The filing did not state when the State Department will make those emails public. The transfer deadline was disclosed in a civil lawsuit for public records.
The FBI turned over a first disc containing “thousands of documents” and another with classified documents on July 21, and expects to complete “a second and final transmission” no later than next Friday, according to a three-page government status report.
Once that occurs, the State Department will begin searching for emails requested by the conservative group Judicial Watch related to the employment arrangement of Huma Abedin, a longtime Clinton confidant and deputy chief of staff during Clinton’s tenure as secretary from 2009 to 2013. Judicial Watch is probing whether Clinton’s use of a private server thwarted the Freedom of Information Act.
The State Department expects to finish by Wednesday its search of the first email batch transferred by the FBI, Justice Department senior trial attorney Caroline Lewis Wolverton wrote in court filings to U.S. District Judge Emmet Sullivan of the District of Columbia.
The first batch consists of emails and attachments sent directly to or from Clinton, and to or from her includeding an email chain, the court filing states.
The department expects to search the second set by Aug. 12. That batch mainly includes materials recovered by the FBI from email accounts other than Clinton’s, including those of Abedin, Wolverton said.
The government filing did not indicate how long it would take to turn over the results of the searches for the Judicial Watch case.

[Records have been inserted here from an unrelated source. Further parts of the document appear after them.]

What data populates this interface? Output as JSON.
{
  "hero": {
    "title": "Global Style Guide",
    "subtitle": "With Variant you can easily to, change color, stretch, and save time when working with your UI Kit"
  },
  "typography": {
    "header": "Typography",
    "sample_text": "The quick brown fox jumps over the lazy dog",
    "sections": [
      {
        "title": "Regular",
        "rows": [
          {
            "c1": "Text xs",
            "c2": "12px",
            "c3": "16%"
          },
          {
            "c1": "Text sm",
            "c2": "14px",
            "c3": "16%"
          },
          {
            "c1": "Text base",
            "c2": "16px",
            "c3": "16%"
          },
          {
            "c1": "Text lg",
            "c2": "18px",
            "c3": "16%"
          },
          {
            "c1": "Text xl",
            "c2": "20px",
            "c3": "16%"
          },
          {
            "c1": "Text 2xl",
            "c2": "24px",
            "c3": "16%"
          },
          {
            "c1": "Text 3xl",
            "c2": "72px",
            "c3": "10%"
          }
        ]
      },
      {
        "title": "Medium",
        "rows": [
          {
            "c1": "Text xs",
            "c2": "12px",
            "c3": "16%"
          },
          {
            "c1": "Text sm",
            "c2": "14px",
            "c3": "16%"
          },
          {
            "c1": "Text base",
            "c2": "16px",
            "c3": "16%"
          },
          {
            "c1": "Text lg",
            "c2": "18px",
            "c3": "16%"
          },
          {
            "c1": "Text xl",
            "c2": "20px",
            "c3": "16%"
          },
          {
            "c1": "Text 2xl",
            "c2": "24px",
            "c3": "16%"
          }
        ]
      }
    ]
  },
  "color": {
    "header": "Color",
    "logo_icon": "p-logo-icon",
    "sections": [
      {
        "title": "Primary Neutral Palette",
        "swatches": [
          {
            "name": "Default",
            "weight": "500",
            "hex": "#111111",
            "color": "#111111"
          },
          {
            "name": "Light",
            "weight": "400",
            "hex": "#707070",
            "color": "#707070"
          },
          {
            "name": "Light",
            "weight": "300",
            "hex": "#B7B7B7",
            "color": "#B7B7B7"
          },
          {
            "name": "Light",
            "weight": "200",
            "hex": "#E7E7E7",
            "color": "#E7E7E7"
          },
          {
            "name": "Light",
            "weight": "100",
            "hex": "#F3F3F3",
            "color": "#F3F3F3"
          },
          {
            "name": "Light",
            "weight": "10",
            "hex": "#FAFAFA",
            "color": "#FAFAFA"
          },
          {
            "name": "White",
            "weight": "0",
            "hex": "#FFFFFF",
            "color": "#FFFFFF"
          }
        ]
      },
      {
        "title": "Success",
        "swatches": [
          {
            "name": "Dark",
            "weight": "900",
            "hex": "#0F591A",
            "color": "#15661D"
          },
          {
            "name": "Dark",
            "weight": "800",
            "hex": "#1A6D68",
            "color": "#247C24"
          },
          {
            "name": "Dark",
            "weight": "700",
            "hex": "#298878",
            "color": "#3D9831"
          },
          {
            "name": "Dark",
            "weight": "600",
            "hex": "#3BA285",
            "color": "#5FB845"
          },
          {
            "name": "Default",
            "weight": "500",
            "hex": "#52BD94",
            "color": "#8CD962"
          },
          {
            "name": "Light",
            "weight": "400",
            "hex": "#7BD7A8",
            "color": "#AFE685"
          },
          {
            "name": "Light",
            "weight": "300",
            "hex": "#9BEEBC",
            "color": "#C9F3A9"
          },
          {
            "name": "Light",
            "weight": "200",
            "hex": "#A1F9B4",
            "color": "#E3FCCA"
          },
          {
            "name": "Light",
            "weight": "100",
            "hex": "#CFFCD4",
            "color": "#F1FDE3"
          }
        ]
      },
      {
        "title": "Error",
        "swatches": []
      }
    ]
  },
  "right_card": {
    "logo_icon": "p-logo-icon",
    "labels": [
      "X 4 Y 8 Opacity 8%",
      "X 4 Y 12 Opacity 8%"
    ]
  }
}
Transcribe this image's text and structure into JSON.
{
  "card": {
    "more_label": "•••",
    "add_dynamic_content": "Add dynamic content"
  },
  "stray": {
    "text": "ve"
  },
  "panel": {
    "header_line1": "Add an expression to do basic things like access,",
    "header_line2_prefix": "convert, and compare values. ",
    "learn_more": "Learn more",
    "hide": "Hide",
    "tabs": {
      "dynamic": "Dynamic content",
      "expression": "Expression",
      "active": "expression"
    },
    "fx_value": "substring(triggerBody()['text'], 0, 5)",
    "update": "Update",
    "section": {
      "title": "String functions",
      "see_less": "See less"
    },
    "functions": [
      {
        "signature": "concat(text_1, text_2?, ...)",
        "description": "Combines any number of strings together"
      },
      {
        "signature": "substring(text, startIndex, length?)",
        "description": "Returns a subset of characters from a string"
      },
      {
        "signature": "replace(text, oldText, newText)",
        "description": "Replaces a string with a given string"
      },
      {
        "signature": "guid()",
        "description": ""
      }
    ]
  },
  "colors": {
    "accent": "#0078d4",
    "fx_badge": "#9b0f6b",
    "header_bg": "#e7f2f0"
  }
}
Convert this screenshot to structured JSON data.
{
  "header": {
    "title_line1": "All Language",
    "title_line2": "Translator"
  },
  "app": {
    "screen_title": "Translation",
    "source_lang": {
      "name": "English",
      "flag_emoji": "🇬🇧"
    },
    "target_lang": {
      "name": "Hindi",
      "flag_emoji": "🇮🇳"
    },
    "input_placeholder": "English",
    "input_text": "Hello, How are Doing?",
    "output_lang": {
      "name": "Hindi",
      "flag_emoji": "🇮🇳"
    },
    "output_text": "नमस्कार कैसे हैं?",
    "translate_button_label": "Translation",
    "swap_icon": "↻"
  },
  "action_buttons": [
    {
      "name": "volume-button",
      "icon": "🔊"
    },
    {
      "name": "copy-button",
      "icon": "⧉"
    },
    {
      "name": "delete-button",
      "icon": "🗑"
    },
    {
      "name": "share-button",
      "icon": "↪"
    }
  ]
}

It also did not provide a timeline for when it would review and release the full volume of FBI materials to the public.
On July 7, the Justice Department closed its investigation of the Clinton system’s handling of classified information on the personal server without charges after FBI Director James Comey said investigators concluded the handling was “extremely careless,” but not criminal.
A State Department spokesman the following week said that it would make public materials recovered by the FBI. Those materials, Comey said, included emails that were not among 30,000 emails Clinton’s lawyers returned to the State Department in 2014.
(c) 2016, The Washington Post · Spencer S. Hsu